Ball State Univer-sity recently released a study on personal income in Indiana. I was one of the authors of this study, which detailed the wide variation in the standard of living across counties in Indiana. The study was a solid piece of work, thanks to the insight of many colleagues, but in the ensuing news coverage and discussion, there are at least two points that need reinforcing.
First, wages are the result of market forces. The amount of money one earns is not a measure of the importance of your job, or how much you are loved. Rather it is the result of how much your employer values your contribution to work, and how many other people like you are in the labor market. We economists call this the “demand and supply of labor.” The balancing of these two effects ultimately determines how much you get paid. So, if workers in a region earn more or less than workers in other regions, it is due to these fundamentals. That is where policy, either in households, schools or government must address the problem.
Second, the cost of living differences between regions is also the result of market forces. Many folks who commented on our study believe many places in Indiana are at a special advantage because it is cheaper to live here, especially with respect to buying a house. This is perniciously flawed thinking, which is easily debunked.
Suppose two otherwise identical homes are placed in two different locations.

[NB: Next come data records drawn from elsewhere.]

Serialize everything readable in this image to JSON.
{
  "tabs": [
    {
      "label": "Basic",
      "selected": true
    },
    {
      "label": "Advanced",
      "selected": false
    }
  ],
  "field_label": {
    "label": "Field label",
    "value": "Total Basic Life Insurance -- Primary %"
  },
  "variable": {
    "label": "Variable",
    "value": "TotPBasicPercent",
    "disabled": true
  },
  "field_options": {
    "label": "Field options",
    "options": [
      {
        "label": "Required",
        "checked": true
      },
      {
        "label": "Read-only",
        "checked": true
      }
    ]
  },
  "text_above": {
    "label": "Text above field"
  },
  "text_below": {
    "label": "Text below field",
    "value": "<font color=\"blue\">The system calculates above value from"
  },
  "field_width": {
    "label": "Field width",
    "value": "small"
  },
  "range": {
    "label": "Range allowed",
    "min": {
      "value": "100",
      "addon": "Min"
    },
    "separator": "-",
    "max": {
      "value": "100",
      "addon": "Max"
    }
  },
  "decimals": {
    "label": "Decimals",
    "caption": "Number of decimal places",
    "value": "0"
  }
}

The sale price for each must be due to differences in the surrounding areas. We know from extensive research the importance of local schools, crime, tax rates and local amenities on home prices. School quality alone may explain a third of home price differences across the state. This school effect is easy to estimate, but the “quality” of neighborhood amenities is not. One way of measuring the livability of a community is to estimate differences in home prices that cannot be explained by other measures. Simply, the market for houses captures all that is good and bad in a house, and reveals a price. So, “housing affordability” may simply be a synonym for neighborhoods that are valued less by those looking to buy a house.
Indiana has many fine communities with good schools and great local amenities. High-earning households are eager to live in these communities, and businesses flock there to obtain access to those workers and consumers. Indiana also has many poor communities with weak schools and few amenities. Households and businesses flee such places. But honestly, it does not take an academic study to figure this out. Declining school enrollment and population decline tell nearly the whole story about a community and its assets.
For Indiana to do well in this century, it has to have more good communities that attract more people. There is no magic formula. This is not about creating only upscale communities, but rather filling our state with many places that many different people wish to live.
Michael J. Hicks, Ph.D., is director of the Center for Business and Economic Research and a professor of economics at Ball State University. Contact him at email@example.com.